Data ::

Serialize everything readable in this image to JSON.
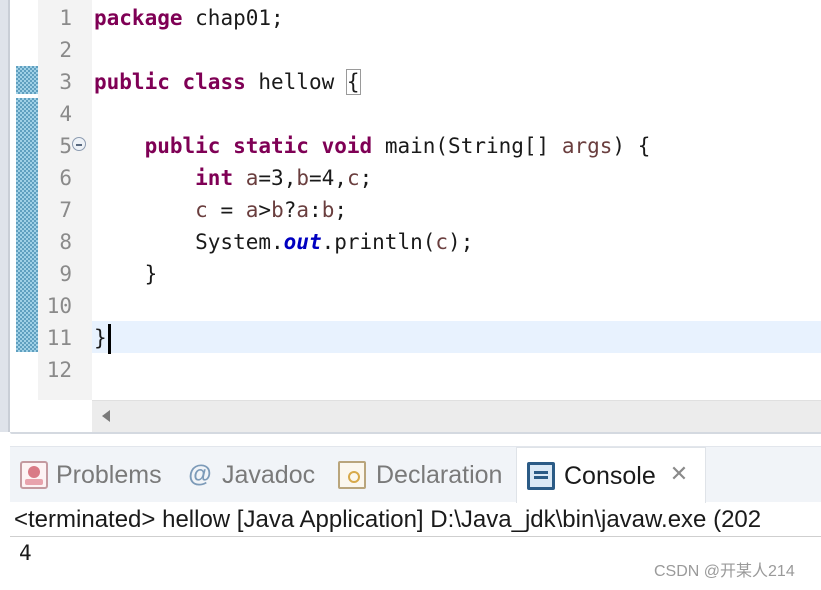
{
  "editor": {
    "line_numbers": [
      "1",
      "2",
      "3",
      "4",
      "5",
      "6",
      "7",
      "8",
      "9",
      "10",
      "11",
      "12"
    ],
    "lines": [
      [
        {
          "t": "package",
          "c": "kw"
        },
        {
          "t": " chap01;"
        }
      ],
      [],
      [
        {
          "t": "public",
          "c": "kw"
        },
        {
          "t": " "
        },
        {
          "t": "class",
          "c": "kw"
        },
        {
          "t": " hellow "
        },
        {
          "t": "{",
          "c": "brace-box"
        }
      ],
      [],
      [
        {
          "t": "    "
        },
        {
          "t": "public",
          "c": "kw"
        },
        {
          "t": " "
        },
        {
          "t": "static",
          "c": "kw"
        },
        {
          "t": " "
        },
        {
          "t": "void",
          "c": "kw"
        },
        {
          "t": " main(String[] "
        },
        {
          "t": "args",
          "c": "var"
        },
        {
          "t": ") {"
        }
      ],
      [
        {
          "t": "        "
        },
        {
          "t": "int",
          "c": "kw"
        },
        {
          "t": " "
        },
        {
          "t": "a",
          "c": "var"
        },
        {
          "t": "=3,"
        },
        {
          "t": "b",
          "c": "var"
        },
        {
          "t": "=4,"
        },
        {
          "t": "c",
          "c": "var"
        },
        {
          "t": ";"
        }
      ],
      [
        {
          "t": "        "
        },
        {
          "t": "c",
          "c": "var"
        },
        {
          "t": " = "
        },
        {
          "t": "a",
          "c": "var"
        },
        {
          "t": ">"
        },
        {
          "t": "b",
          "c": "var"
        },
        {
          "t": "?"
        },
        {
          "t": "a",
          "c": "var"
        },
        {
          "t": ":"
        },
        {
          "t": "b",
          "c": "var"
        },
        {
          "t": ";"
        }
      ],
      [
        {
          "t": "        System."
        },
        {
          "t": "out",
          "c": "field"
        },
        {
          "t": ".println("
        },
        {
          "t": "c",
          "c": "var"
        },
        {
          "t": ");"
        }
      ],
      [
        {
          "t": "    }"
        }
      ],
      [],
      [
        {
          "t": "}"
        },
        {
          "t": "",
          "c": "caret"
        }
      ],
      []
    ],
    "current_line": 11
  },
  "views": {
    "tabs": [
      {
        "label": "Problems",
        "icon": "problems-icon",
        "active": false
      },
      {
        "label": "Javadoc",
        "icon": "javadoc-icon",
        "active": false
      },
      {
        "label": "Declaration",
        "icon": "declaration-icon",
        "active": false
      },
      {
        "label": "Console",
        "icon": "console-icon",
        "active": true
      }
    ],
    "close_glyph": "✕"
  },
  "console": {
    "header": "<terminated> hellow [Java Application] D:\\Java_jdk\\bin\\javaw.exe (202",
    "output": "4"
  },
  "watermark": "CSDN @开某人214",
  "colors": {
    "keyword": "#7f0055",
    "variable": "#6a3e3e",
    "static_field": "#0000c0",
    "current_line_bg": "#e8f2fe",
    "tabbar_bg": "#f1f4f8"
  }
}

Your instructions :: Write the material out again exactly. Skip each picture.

Reply ::
Serialize everything readable in this image to JSON.
{
  "editor": {
    "line_numbers": [
      "1",
      "2",
      "3",
      "4",
      "5",
      "6",
      "7",
      "8",
      "9",
      "10",
      "11",
      "12"
    ],
    "lines": [
      [
        {
          "t": "package",
          "c": "kw"
        },
        {
          "t": " chap01;"
        }
      ],
      [],
      [
        {
          "t": "public",
          "c": "kw"
        },
        {
          "t": " "
        },
        {
          "t": "class",
          "c": "kw"
        },
        {
          "t": " hellow "
        },
        {
          "t": "{",
          "c": "brace-box"
        }
      ],
      [],
      [
        {
          "t": "    "
        },
        {
          "t": "public",
          "c": "kw"
        },
        {
          "t": " "
        },
        {
          "t": "static",
          "c": "kw"
        },
        {
          "t": " "
        },
        {
          "t": "void",
          "c": "kw"
        },
        {
          "t": " main(String[] "
        },
        {
          "t": "args",
          "c": "var"
        },
        {
          "t": ") {"
        }
      ],
      [
        {
          "t": "        "
        },
        {
          "t": "int",
          "c": "kw"
        },
        {
          "t": " "
        },
        {
          "t": "a",
          "c": "var"
        },
        {
          "t": "=3,"
        },
        {
          "t": "b",
          "c": "var"
        },
        {
          "t": "=4,"
        },
        {
          "t": "c",
          "c": "var"
        },
        {
          "t": ";"
        }
      ],
      [
        {
          "t": "        "
        },
        {
          "t": "c",
          "c": "var"
        },
        {
          "t": " = "
        },
        {
          "t": "a",
          "c": "var"
        },
        {
          "t": ">"
        },
        {
          "t": "b",
          "c": "var"
        },
        {
          "t": "?"
        },
        {
          "t": "a",
          "c": "var"
        },
        {
          "t": ":"
        },
        {
          "t": "b",
          "c": "var"
        },
        {
          "t": ";"
        }
      ],
      [
        {
          "t": "        System."
        },
        {
          "t": "out",
          "c": "field"
        },
        {
          "t": ".println("
        },
        {
          "t": "c",
          "c": "var"
        },
        {
          "t": ");"
        }
      ],
      [
        {
          "t": "    }"
        }
      ],
      [],
      [
        {
          "t": "}"
        },
        {
          "t": "",
          "c": "caret"
        }
      ],
      []
    ],
    "current_line": 11
  },
  "views": {
    "tabs": [
      {
        "label": "Problems",
        "icon": "problems-icon",
        "active": false
      },
      {
        "label": "Javadoc",
        "icon": "javadoc-icon",
        "active": false
      },
      {
        "label": "Declaration",
        "icon": "declaration-icon",
        "active": false
      },
      {
        "label": "Console",
        "icon": "console-icon",
        "active": true
      }
    ],
    "close_glyph": "✕"
  },
  "console": {
    "header": "<terminated> hellow [Java Application] D:\\Java_jdk\\bin\\javaw.exe (202",
    "output": "4"
  },
  "watermark": "CSDN @开某人214",
  "colors": {
    "keyword": "#7f0055",
    "variable": "#6a3e3e",
    "static_field": "#0000c0",
    "current_line_bg": "#e8f2fe",
    "tabbar_bg": "#f1f4f8"
  }
}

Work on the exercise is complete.